Here we go again. The SF Giants bullpen has posted a 6.08 ERA to start the year, which ranks as the third-worst mark in baseball. The bullpen was an obvious need in the offseason and the front office spent a lot of money to fix it, so how did we get here?
SF Giants bullpen is a complete disaster to start the year
We are 15 games into the season and it has quickly become apparent that Gabe Kapler just does not have the right touch on the pitching staff. Sure, in-game manangement has been a story early on but it is more than that. Personnel is an issue as well. Even the best bullpen manager would struggle with how this group is currently pitching.
And, it is has resulted in inconsistent maneuvers from the Giants manager. For example, the argument could be made that Logan Webb should have been pulled earlier in Monday's 4-3 loss against the Miami Marlins.
The righty had a 3-2 lead with runners on first base and third base and no outs in the bottom of the seventh inning. He induced a double play while keeping the runner at third base.
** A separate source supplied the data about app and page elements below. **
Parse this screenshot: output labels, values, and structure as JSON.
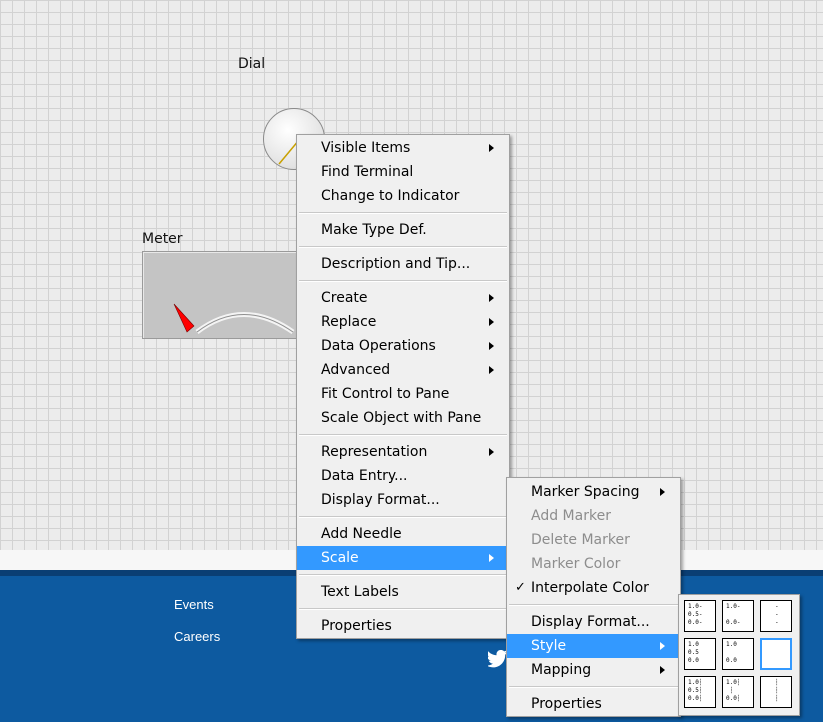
{
  "front_panel": {
    "dial_label": "Dial",
    "meter_label": "Meter"
  },
  "footer": {
    "links": [
      "Events",
      "Careers"
    ],
    "social_icon": "twitter-icon"
  },
  "context_menu": {
    "items": [
      {
        "label": "Visible Items",
        "submenu": true
      },
      {
        "label": "Find Terminal"
      },
      {
        "label": "Change to Indicator"
      },
      {
        "label": "Make Type Def."
      },
      {
        "label": "Description and Tip..."
      },
      {
        "label": "Create",
        "submenu": true
      },
      {
        "label": "Replace",
        "submenu": true
      },
      {
        "label": "Data Operations",
        "submenu": true
      },
      {
        "label": "Advanced",
        "submenu": true
      },
      {
        "label": "Fit Control to Pane"
      },
      {
        "label": "Scale Object with Pane"
      },
      {
        "label": "Representation",
        "submenu": true
      },
      {
        "label": "Data Entry..."
      },
      {
        "label": "Display Format..."
      },
      {
        "label": "Add Needle"
      },
      {
        "label": "Scale",
        "submenu": true,
        "highlighted": true
      },
      {
        "label": "Text Labels"
      },
      {
        "label": "Properties"
      }
    ]
  },
  "scale_submenu": {
    "items": [
      {
        "label": "Marker Spacing",
        "submenu": true
      },
      {
        "label": "Add Marker",
        "disabled": true
      },
      {
        "label": "Delete Marker",
        "disabled": true
      },
      {
        "label": "Marker Color",
        "disabled": true
      },
      {
        "label": "Interpolate Color",
        "checked": true,
        "check_mark": "✓"
      },
      {
        "label": "Display Format..."
      },
      {
        "label": "Style",
        "submenu": true,
        "highlighted": true
      },
      {
        "label": "Mapping",
        "submenu": true
      },
      {
        "label": "Properties"
      }
    ]
  },
  "style_palette": {
    "selected_index": 5,
    "tick_labels": [
      "1.0",
      "0.5",
      "0.0"
    ]
  },
  "colors": {
    "highlight": "#3399ff",
    "footer_blue": "#0d5aa0",
    "needle_red": "#ff0000",
    "dial_needle": "#c8a000"
  }
}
It felt like he was going to evade a jam, but the very next hitter, Jorge Soler, slammed a two-run shot to give the Marlins a 4-3 lead. Kapler removed his starter immediately after that.
At times, we have seen Kapler have too quick of a hook. Other times, he leaves pitchers in there too long, but one thing is clear and it is that he just does not have any confidence in his bullpen. The Giants have blown several late leads and the bullpen has been at the center of many of these losses.
A discouraging sign is the fact that the bullpen nucleus consisting of John Brebbia, Camilo Doval, Scott Alexander, and Tyler Rogers is the same as it was at the end of last year. The other pitchers out of the bullpen includes Taylor Rogers, Ross Stripling, Jakob Junis, and Sean Hjelle.
Junis has been fantastic so far as he has posted a 2.70 ERA through three appearances. However, he is a bulk innings reliever. The righty is typically used when a starter has a shorter-than-expected start. Every team needs a bulk innings arm, but that reliever is not normally in the mix for late-game innings.
Rogers, Stripling, and Hjelle have been unplayable thus far. Stripling and Hjelle have experience out of the rotation, so it is a case of a square peg in a round hole. The Giants have two pitchers in the bullpen who do not have a ton of experience as leverage relievers and they are going through the growing pains of trying to carve out a role.
And, then there is Rogers. The left-handed reliever has been terrible at the start of his three-year, $33 million deal. Sure, he is a proven reliever, but he was coming off of a down year in 2022. Will he recover from a slow start? He has the track record but he has not looked good at all so far this year.
And, the Giants' bullpen composition has hamstrung Kapler at times. We saw it on Monday night. Would you rather let Webb blow the game? Or, do you want to see the bullpen try to save it when it has struggled so badly in the early going. It is a no-win proposition at the moment.
Where do they go from here? That is hard to say. The back-end of the 40-man roster is light on bullpen depth. Cole Waites could become an option soon. For one reason or another, the Giants just did not add any experienced bullpen arms on non-guaranteed deals.
They did plenty of that in 2021 when pitchers like Dominic Leone and Jay Jackson gave them quality innings after starting that season in the minors. They do not have any of those relievers in Triple-A at the moment. The slightly good news is that the bullpen is something that teams can fix during the season.
It does not always happen, but the Giants cannot let the status quo be with regards to the bullpen. It is an area of opportunity and anyone still looking for a chance to pitch should see the Giants as an open tryout.
If the bullpen is going to improve, the Giants are going to need to rely on more than just their core of bullpen arms. It has been a rough start to the season, but one of the issues have been identified. It is a matter of trying to fix it, which is easier said than done.